For many people, it’s a daunting enough to consider finding a new job once you reach a certain age. Most people have families to support and other major financial responsibilities which make it seem impossible to consider a big career change. However, in my experience as a career coach, I have worked with several people who have made tremendous career changes after the age of 50.
What motivates people? In many cases, people realize that they feel they are missing the opportunity to contribute to something bigger than themselves – to have a career with more meaning. Here are some of the ways people have successfully made changes:
- A government employee who had reached a high level of management had an awakening after her long-term spouse passed away. She began to question whether her job was really contributing tangibly to the greater good. Following her passion and commitment to her faith, she sold her house, quit her job, and moved to a country in eastern Africa, where she worked building schools, distributing food and nutrition aid, and helping establish health programs. She went from handling $1 billion budgets to raising small donations which would have an even bigger, visible impact. She could see directly how she was saving the lives of children every single day. When she returns to the USA, her new skills, combined with her prior career, would make her a strong candidate for a position in international development or nonprofit management.
- A graphic artist who had a strong background in print media found himself laid off when his knowledge area and expertise were not in high demand due to industry changes. After beginning a new blog, revamping his resume to focus on the digital media aspects of his prior positions, and emphasizing his transferable skills in media, he was able to find a different position in communications with less of a focus on print media, all in the nonprofit sector.
- An aerospace engineer who had reached a high level of management in his company, also decided to retire early, and focus his efforts on global issues. After a radical transformation of his resume – taking out all of the aerospace and engineering related jargon – he took on several volunteer opportunities, went back to graduate school to get a degree in public administration, and leveraged his established network to find an opportunity in a nonprofit organization building schools for girls in Afghanistan.
- The founder of a food company decided to redirect his efforts to nutrition and used his business background and education to become a faculty member at a business school teaching about corporate social responsibility.

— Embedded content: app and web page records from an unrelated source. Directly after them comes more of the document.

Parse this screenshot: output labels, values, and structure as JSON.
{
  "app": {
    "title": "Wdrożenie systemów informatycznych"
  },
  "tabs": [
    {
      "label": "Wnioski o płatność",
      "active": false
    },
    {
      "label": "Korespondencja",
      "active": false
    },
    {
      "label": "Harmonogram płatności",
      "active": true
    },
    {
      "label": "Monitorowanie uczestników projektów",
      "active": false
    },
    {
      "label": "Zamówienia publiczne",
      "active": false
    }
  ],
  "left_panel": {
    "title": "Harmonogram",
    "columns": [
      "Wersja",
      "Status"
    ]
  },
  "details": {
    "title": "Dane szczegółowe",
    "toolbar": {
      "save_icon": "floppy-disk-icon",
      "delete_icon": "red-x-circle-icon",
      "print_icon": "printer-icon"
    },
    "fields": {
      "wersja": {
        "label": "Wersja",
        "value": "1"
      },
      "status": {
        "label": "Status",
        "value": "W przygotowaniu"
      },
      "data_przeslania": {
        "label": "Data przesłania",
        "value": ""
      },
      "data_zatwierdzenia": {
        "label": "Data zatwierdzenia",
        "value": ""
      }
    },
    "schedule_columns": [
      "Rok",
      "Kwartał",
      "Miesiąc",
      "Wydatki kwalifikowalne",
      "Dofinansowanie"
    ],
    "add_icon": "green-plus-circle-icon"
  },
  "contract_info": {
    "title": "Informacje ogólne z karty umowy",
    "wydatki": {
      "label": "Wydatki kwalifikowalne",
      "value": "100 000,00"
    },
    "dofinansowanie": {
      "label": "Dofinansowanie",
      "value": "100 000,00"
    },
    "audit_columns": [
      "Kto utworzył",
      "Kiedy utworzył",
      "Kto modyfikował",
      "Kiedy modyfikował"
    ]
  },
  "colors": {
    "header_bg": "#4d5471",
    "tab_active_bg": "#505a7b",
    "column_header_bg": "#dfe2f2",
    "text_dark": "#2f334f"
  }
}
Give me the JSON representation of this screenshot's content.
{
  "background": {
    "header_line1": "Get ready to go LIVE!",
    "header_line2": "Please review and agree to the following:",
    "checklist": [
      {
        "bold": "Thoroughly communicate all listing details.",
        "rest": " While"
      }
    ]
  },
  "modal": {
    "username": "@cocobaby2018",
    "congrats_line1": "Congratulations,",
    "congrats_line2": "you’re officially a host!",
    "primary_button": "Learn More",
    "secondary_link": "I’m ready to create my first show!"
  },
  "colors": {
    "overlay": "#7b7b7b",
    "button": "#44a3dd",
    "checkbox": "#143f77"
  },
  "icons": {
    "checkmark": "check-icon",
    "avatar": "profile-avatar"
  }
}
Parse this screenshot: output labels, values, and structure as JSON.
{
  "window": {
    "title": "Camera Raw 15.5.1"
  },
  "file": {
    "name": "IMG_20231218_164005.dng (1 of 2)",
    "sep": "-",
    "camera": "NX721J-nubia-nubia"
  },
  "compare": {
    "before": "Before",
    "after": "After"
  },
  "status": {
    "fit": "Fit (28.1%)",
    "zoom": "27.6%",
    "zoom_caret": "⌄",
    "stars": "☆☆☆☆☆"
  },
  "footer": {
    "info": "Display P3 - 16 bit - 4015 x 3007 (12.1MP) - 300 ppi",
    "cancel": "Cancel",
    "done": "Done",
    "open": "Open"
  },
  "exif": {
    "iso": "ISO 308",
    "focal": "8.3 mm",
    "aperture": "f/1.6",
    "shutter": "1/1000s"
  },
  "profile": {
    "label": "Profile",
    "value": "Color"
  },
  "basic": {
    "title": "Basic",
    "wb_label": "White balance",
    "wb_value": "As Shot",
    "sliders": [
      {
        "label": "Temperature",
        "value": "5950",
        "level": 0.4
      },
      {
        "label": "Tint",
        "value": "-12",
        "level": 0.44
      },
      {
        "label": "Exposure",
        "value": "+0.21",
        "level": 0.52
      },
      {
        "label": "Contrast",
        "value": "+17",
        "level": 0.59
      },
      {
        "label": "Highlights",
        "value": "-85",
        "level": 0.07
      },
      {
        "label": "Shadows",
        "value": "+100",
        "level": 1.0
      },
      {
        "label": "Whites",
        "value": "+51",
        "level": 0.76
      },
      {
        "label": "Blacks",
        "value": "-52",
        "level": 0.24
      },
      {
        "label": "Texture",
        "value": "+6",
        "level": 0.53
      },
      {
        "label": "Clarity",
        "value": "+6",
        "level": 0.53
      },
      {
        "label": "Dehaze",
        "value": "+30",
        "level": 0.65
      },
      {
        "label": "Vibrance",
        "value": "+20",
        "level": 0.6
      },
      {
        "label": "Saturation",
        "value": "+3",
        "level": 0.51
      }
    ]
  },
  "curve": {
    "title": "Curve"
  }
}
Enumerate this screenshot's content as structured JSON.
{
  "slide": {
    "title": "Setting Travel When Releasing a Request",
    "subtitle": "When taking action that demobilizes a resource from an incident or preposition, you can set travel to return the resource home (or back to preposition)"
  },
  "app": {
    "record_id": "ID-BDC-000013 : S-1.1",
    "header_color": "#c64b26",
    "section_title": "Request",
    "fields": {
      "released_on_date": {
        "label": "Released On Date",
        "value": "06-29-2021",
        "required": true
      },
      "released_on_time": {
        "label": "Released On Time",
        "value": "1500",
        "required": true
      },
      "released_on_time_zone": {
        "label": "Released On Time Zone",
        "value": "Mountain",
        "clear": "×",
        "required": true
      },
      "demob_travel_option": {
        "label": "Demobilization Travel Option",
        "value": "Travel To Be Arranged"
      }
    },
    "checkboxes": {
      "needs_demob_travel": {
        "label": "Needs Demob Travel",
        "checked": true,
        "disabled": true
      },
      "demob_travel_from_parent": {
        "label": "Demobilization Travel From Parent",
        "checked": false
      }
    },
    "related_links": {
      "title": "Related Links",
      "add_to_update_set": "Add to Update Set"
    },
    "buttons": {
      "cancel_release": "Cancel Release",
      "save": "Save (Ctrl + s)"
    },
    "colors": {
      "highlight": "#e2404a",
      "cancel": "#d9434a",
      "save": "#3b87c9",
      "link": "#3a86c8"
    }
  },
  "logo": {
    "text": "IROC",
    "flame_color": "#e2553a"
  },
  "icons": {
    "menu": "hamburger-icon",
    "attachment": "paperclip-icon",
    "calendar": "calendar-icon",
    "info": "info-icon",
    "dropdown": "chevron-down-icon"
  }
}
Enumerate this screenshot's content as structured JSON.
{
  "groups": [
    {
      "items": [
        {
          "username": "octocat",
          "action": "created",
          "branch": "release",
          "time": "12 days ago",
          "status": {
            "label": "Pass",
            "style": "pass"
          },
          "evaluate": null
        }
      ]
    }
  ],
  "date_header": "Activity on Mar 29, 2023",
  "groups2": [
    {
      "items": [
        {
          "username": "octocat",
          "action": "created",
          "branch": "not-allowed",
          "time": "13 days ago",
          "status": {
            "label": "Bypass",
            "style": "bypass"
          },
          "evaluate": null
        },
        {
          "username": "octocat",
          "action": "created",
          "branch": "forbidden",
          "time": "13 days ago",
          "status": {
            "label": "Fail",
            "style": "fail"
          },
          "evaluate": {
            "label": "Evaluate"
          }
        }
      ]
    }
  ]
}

What did these career-changers all have in common? They focused on their transferable skills; they filled gaps in their experience with volunteer work and education; in many cases, they planned their jump into a new field years in advance and took calculated risks. It should be acknowledged that it is easier to take the leap when someone is in a place where they have fewer responsibilities and more money saved, but even in cases where people made changes due to necessity and not of their own choice, it has been possible for people to rebound from setbacks by networking, building new skills, and learning the language of a new employer rather than focusing on the past. With a positive focus and determination, radical changes can and do take place for people at all points of life.